Only later would we read this exact same headline captured in the contents of Making Dying Illegal (2006), by Arakawa and Gins. The circumstances of this coincidence seemed apparent and troublesome. Everywhere we looked and felt, we could sense the freshness of death; the thoughts of our own death, the thoughts of other peoples death. We could see the wings of the airplane catching on fire, hear the sounds of the pilot as he chocked. At the same time, we felt that death would not reach us, not then. The statistics were too high. The probability too low. Physicians and morticians and ambulance drivers and those unexpected witnesses caught at the scene of someone else’s death, must learn to adopt a far more congenial relationship with their environment. Or maybe they just learn to forget. Not to remember. Death, however, is not easy to dismiss, as our father knew all too well, as he finished his oncology residency in Minneapolis, Minnesota. What does the earth remember?

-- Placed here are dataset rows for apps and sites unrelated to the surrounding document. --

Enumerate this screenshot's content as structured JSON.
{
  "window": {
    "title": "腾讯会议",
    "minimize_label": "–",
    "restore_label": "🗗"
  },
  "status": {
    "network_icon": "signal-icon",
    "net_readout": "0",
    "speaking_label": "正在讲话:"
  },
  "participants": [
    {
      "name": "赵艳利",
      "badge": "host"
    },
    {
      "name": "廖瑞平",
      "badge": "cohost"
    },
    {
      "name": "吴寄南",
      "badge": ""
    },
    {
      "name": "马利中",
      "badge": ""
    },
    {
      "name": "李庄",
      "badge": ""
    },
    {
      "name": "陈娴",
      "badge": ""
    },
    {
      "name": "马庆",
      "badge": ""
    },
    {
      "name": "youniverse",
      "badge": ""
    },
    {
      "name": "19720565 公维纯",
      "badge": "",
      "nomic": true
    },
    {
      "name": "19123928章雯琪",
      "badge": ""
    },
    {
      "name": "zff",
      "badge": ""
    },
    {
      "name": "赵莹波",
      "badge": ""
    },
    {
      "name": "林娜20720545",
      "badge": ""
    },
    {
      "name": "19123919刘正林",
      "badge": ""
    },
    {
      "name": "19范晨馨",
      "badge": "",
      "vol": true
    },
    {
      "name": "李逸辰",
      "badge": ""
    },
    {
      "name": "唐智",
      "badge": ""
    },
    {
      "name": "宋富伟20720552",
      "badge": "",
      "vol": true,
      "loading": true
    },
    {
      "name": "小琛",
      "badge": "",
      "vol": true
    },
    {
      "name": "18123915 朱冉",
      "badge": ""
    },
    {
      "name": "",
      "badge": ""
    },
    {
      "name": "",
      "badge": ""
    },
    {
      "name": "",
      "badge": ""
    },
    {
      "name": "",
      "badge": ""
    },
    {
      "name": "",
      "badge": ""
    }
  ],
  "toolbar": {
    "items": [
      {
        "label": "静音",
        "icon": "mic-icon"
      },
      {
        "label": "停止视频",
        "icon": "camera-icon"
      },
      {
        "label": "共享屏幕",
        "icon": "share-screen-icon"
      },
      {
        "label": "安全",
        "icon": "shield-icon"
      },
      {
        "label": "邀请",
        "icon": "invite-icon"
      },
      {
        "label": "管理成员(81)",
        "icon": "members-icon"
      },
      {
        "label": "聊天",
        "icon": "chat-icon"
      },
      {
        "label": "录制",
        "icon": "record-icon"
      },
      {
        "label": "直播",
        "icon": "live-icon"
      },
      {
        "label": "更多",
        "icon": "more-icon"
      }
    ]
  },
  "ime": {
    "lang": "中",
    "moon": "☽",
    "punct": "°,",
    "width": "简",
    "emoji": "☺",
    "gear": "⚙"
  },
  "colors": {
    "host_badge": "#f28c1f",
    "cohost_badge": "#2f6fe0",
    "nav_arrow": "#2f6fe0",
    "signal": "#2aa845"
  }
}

In a way, our father had prepared us for his death. He had been preparing us from our birth. The Nietzsche in me, the Heidegger in me, the Deleuze in me - the entire history of philosophy, in fact - reassured me. And yet, I couldn't quite take comfort in the event. Needless to say, I relish the memories now. Of time lost. Of time spent, idle and transparent to my father. When I think about some of our conversations, they all seems so trivial and meaningless, as if compositions from somebody else's life. But of course, they are mine, and they compose my relationship with my father, the strength it had, the endurance it had, the persistence it maintains. For instance, I can still feel myself shaking his hand, firmly, un-hesitantly. I can feel the warmth from his hands, the infinite reassurance in his grip, the friendliness and compassion in the duration of our exchange. But, most of all I can still feel the nurse of confidence in his release. It was his way of saying, "Son, I'm proud of you. Don't be afraid. You can do it. I know you can. You don't need me to tell you." And, of course, it didn't matter what it was. It didn't need to. It was him who truly believed.
My father taught us many things, many lessons of life. He might have even taught us that learning how to die, is learning how to live. You see, he was a great Nietzschean. Our father had made his peace with the formulation of the eternal return. He knew the demon. He'd met him many times before. Yet, for some reason, we were uncomfortable with that posture. The peace of that moment unsettles us still. In our estimations, and following Arakawa and Gins, we believe that we must ask, and take seriously, the question: what would it mean to learn how not to die?